- Do some research into the plants you choose for your outdoor garden. Many plants have aggressive underground root systems that can prevent other plants from getting the nutrients they need. All you need to do to keep an aggressive plant under control is to cut out the bottom of the container it’s in and place the entire container beneath the soil. The roots will grow down into the soil below the container.
- Simplify the task of potting your plants by placing the soil in a wheelbarrow and a piece of fitted plywood over the back end, using wood cleats to hold it in place. The flat surface created by the plywood can be used for your hand tools, gloves, and plants.
Adjustments to Assist the Elderly with Gardening

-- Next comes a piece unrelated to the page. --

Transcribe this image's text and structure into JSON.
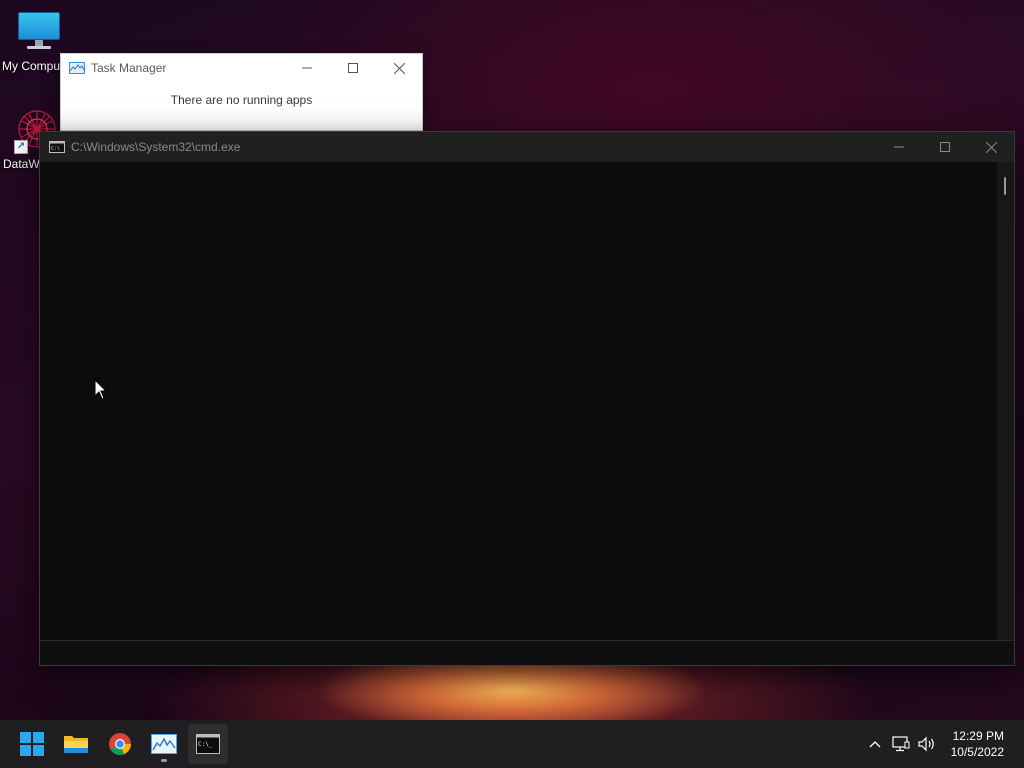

Some aspects of the physical stress of gardening must be reduced for the elderly. Fortunately, it’s entirely possible to make adjustments and continue gardening beyond the years of being able to kneel and work in the dirt. The following are some helpful tips:
- Check hardware stores for adaptive gardening equipment such as easier to handle, lightweight tools.
- Modify existing tools with plastic tubing, foam, and tape, for a better grip.
- Garden comfortably using stable tables and chairs.
- Work in the shade during hot summer months.
- Raise garden beds, to avoid the need for stooping, bending, and kneeling.
- Use retractable hanging baskets.
Gardening Safety for Seniors
There are certain risks involved with gardening, and special care should be taken to prevent potential problems from becoming serious issues. The following tips will help keep seniors safe:
- On days when temperatures are high, garden early in the morning or when it’s almost dusk.
- Stay hydrated by drinking plenty of water or sports drinks like Gator-Aide.
- Wear a hat, protective shoes, and gardening gloves. Cover all exposed skin with clothes that are lightweight and comfortable.
- Immediately tend to any insect bites, cuts, and bruises.
- Safely store gardening equipment and tools.
Many of our residents at Aston Gardens retirement community in Florida who love gardening have learned that the activity has many benefits, including some that are unexpected. Learn more in this continuing series.
Aston Gardens At Parkland Commons provides senior living options for those ready to start the next chapter of their lives. Learn about senior living programs, amenities, and rooms today. Contact us now at 954.340.1908.